High-fat, Junk Food Diet Impairs Adolescent Brain Growth

0
Junk food
Lightspring | Shutterstock.com

Most people understand that eating junk food regularly is detrimental to one’s health. According to a new study by ETH Zurich and the University of Zurich, a diet too high in fat can disrupt brain development in young people. Scientific studies have many times called the consumption of junk food a genuine public health problem. Many times, their findings were indeed alarming. Nevertheless, high-fat fast-food chains continue to provide the brunt of many American’s diet. Even grocery stores are stocked with candy, chips, and other junk foods.

Junk foods are meant to attract young people in particular. They are loaded with sugar, salt, saturated fats, and seasonings designed to please the taste buds. Additionally, flashy packaging makes junk food easy to spot. They are easy to unpack, simple to prepare, and in many cases are ready to consume immediately. But these foods also often come with nutrient-barren substances like chemical colorings, flavor enhancers and preservatives.

“As in humans,” said Professor Urs Meyer from ETH Zurich, “the prefrontal cortex in mice matures mainly during adolescence.”

High-fat Food Intake Leads to Cognitive Impairment in Adulthood

A team of researchers from the Swiss Federal Institute of Technology (ETH Zurich) and the University of Zurich discovered that a high-fat diet could impair brain maturation in teenagers.

Scientists found that juvenile mice fed a diet rich in saturated fats (butter, cured meats, and coconut oil) showed first signs of cognitive impairment after just one month. Adult mice fed normal food showed weight gain but no cognitive defects.
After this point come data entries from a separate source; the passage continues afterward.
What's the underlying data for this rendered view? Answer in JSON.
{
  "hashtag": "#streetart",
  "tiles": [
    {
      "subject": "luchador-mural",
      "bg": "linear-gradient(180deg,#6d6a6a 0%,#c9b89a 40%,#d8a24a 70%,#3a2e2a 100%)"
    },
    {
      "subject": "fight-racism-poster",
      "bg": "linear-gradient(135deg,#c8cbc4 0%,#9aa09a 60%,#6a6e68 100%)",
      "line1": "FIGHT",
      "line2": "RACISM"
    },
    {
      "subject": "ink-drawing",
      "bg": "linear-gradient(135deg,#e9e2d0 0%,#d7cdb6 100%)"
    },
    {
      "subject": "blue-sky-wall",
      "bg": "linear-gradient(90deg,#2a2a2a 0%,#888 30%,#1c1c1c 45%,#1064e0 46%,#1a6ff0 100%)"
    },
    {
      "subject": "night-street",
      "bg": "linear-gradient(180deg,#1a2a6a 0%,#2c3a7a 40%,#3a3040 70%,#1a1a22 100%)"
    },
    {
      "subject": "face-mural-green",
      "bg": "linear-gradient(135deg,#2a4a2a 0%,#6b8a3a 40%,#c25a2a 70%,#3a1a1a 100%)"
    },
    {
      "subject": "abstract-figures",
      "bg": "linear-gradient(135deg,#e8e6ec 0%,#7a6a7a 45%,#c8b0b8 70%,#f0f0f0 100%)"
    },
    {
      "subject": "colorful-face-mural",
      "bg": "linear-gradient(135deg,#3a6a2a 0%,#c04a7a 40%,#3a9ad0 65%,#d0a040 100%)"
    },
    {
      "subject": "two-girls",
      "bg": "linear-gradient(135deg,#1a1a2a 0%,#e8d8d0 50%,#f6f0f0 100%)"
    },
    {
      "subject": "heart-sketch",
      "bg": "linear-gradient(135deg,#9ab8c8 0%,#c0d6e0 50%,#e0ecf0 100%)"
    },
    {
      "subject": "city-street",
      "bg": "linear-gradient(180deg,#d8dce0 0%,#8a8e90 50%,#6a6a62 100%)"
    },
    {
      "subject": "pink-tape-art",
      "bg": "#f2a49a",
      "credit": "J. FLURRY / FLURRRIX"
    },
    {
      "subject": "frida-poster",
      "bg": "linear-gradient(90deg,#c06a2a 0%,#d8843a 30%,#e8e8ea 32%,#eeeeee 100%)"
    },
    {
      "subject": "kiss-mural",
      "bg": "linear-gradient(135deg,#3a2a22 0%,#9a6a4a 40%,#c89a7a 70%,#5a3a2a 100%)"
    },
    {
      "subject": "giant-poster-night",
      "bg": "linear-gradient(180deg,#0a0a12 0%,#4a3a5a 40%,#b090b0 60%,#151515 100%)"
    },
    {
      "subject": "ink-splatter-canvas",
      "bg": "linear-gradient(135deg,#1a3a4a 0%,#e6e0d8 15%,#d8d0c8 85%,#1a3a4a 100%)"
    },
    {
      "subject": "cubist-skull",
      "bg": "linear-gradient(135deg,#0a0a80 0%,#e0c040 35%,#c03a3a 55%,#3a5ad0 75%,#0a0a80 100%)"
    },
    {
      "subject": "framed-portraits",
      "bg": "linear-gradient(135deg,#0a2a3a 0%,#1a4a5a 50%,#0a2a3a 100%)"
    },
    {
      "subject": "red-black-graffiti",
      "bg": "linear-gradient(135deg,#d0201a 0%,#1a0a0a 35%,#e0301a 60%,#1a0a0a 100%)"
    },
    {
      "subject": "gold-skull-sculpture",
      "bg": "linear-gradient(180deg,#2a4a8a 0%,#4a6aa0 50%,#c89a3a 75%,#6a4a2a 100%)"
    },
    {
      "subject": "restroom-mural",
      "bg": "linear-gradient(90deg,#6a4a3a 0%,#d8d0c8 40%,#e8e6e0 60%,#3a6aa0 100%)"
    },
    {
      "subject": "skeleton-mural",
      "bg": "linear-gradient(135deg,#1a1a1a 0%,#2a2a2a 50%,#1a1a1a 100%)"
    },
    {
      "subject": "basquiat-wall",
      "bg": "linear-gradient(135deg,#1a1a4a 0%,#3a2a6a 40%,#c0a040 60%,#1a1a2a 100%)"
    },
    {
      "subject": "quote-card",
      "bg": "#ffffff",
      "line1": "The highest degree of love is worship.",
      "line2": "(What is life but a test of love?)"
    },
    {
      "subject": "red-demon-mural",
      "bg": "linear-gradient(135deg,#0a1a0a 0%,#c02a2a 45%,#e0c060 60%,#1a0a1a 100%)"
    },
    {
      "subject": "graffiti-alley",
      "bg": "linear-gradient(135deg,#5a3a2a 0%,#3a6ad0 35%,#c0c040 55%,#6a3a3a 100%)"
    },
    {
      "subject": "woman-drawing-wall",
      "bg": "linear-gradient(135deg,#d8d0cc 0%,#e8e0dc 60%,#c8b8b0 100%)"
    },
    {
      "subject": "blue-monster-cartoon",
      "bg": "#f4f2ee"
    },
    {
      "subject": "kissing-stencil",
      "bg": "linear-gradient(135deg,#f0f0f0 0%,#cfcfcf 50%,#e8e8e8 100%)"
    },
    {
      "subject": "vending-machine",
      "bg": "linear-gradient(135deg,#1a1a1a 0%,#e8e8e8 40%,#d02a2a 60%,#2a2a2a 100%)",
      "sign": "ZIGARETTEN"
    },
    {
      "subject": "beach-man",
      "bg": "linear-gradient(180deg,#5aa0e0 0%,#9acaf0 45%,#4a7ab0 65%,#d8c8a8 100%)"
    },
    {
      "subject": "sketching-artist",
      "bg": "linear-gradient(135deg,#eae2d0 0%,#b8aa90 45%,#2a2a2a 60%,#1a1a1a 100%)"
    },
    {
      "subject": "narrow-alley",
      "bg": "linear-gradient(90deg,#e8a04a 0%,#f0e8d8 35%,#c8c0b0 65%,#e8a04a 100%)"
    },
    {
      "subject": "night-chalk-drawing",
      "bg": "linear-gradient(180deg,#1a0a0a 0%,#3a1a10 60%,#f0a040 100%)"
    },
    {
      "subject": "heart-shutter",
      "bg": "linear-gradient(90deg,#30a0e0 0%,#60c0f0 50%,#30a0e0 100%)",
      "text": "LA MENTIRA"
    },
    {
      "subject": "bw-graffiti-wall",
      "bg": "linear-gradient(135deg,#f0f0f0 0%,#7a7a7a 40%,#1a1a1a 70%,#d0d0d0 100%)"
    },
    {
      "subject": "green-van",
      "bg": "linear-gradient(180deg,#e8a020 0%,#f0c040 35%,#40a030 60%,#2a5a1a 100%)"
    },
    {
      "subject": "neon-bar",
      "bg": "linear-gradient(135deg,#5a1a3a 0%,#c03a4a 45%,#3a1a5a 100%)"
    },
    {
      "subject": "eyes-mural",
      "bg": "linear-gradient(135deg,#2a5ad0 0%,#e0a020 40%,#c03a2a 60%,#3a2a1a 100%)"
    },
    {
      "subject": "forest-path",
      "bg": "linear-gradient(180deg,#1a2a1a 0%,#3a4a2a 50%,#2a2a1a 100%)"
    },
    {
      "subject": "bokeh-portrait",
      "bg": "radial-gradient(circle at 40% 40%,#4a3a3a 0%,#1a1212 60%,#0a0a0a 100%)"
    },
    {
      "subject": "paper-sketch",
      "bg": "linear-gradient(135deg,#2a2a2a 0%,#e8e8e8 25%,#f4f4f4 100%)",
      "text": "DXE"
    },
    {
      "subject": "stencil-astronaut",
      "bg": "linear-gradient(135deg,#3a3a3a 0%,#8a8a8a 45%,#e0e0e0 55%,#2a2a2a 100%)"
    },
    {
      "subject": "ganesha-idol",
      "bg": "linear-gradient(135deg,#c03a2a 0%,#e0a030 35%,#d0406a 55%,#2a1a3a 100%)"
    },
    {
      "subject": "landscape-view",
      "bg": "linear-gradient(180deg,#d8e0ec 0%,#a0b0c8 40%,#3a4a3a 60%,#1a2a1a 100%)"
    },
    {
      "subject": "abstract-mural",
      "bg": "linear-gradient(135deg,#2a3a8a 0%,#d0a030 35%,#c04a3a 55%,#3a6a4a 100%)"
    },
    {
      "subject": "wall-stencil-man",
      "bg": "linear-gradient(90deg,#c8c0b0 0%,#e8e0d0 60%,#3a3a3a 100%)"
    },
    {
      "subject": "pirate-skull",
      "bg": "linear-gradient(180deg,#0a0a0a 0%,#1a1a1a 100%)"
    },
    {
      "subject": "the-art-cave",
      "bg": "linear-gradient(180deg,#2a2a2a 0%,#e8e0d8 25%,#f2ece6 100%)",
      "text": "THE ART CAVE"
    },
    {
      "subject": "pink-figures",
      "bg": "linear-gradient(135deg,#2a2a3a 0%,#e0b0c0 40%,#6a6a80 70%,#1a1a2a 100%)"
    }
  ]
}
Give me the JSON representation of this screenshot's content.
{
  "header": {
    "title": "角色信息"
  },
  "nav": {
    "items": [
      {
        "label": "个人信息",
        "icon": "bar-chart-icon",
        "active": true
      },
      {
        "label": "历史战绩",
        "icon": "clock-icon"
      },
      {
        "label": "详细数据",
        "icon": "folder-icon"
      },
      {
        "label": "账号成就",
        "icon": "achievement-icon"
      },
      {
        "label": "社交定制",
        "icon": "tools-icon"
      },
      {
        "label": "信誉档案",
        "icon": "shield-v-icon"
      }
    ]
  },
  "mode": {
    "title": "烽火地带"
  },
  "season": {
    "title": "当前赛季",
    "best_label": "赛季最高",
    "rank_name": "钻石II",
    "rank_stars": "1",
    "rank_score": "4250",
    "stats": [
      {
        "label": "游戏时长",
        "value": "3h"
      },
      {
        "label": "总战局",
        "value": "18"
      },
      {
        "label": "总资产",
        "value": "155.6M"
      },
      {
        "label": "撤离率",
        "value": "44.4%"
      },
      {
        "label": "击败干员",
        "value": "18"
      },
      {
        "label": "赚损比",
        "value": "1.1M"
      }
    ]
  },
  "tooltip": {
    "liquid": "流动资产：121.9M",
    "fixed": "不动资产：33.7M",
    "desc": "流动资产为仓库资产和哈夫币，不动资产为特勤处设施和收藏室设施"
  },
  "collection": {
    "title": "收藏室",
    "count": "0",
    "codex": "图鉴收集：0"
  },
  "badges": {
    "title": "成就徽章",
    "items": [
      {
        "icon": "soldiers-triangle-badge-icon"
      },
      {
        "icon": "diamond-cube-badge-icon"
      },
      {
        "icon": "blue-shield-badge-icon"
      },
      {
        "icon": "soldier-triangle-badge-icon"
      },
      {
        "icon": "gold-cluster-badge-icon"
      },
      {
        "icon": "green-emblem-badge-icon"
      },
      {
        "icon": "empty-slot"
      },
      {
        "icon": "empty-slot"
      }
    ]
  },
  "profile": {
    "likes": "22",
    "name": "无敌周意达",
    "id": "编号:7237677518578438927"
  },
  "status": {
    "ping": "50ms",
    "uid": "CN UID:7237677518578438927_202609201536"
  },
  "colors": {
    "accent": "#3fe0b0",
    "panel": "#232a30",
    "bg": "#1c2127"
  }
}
In their study, published in the journal Molecular Psychiatry, researchers stressed that the development of these cognitive disorders was largely dependent on the age of the subject consuming a high-fat diet.

Avoid Junk Food All the Way through Adolescence

Maturation of the prefrontal cortex takes place during adolescence. The results obtained in mice can be transposed to the human being because this maturation during adolescence is at work in both humans and mice at similar points in their development.

“As in humans,” said Professor Urs Meyer from ETH Zurich, “the prefrontal cortex in mice matures mainly during adolescence.”

In mice just as in humans, this part of the brain is peculiar in that it matures slower than other cerebral structures. Prefrontal cortex maturation is completed when adulthood begins. Before this time, this part of the brain is vulnerable to stress, infections, traumas, and even unbalanced diets.

Researchers didn’t specify a threshold of saturated fat in diets at which damage to the prefrontal cortex would occur. For the purposes of the study, the amount of saturated fat introduced to the mice was greatly exaggerated to produce the effects desired.

Nevertheless, they recommended that parents pay close attention to a child’s nutrition as well as adolescents should watch their fat intake closely.

banner ad to seo services page